And then they're like some of the the answers that people say, even in business, if we're going to coach or be consultants, for someone, it's like, What's the hardest thing that's ever happened to you in business? Because basically, how they respond or how they react tells you if they're actually ready for a consultant or not. Because you have to feel that pain first. Like, there's some really fucked up bad shit that has happened to me. But I don't view it that way. I view it as a blessing in disguise because everything happens for a reason. And it made me a smarter business owner and it never will happen again. Ever, ever, ever. So that wraps that that brings us to 25. That's it for this week's episode of business unveiled. Now that you have all the tools that you need to conquer the world and GSD get shit done. Would you share this with your friends and fellow business leaders? One thing that would really really help us and help new listeners is for you to rate the show, and leave a comment and Apple podcast, Spotify, Stitcher, or wherever you tune in and listen to business unveiled. You can check out the show notes at Angela proffitt.com/podcast and link up with us on social media so you can share your biggest insights. And I want to know your aha moments.
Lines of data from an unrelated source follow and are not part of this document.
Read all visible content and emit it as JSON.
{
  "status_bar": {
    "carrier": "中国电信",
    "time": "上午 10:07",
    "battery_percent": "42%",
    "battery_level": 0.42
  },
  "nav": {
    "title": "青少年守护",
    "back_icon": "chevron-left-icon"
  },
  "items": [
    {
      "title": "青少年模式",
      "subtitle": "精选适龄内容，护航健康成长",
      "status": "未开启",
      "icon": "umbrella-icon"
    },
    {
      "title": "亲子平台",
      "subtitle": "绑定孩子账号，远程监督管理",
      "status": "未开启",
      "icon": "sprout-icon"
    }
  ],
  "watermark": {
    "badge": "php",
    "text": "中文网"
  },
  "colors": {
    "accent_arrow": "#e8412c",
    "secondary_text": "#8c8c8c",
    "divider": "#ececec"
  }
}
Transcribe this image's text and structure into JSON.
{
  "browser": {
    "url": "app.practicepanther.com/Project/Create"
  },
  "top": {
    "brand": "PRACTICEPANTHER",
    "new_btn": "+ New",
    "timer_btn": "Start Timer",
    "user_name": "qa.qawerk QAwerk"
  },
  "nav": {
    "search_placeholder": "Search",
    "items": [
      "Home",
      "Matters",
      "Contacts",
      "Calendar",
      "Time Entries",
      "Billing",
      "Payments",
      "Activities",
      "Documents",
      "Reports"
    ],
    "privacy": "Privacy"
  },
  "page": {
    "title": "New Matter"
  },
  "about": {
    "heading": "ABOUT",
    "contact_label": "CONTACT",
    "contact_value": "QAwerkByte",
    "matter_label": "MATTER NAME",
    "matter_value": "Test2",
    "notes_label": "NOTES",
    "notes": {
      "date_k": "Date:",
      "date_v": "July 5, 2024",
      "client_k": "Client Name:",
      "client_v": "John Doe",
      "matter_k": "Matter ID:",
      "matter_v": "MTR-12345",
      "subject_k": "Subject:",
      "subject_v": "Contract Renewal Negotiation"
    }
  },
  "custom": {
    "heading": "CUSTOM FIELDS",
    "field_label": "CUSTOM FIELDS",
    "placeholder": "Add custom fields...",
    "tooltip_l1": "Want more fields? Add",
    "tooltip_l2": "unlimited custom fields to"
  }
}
Until next week, remember, the profitable shifts and structures you're creating and your business help you be more present in your life. So get out there and GSD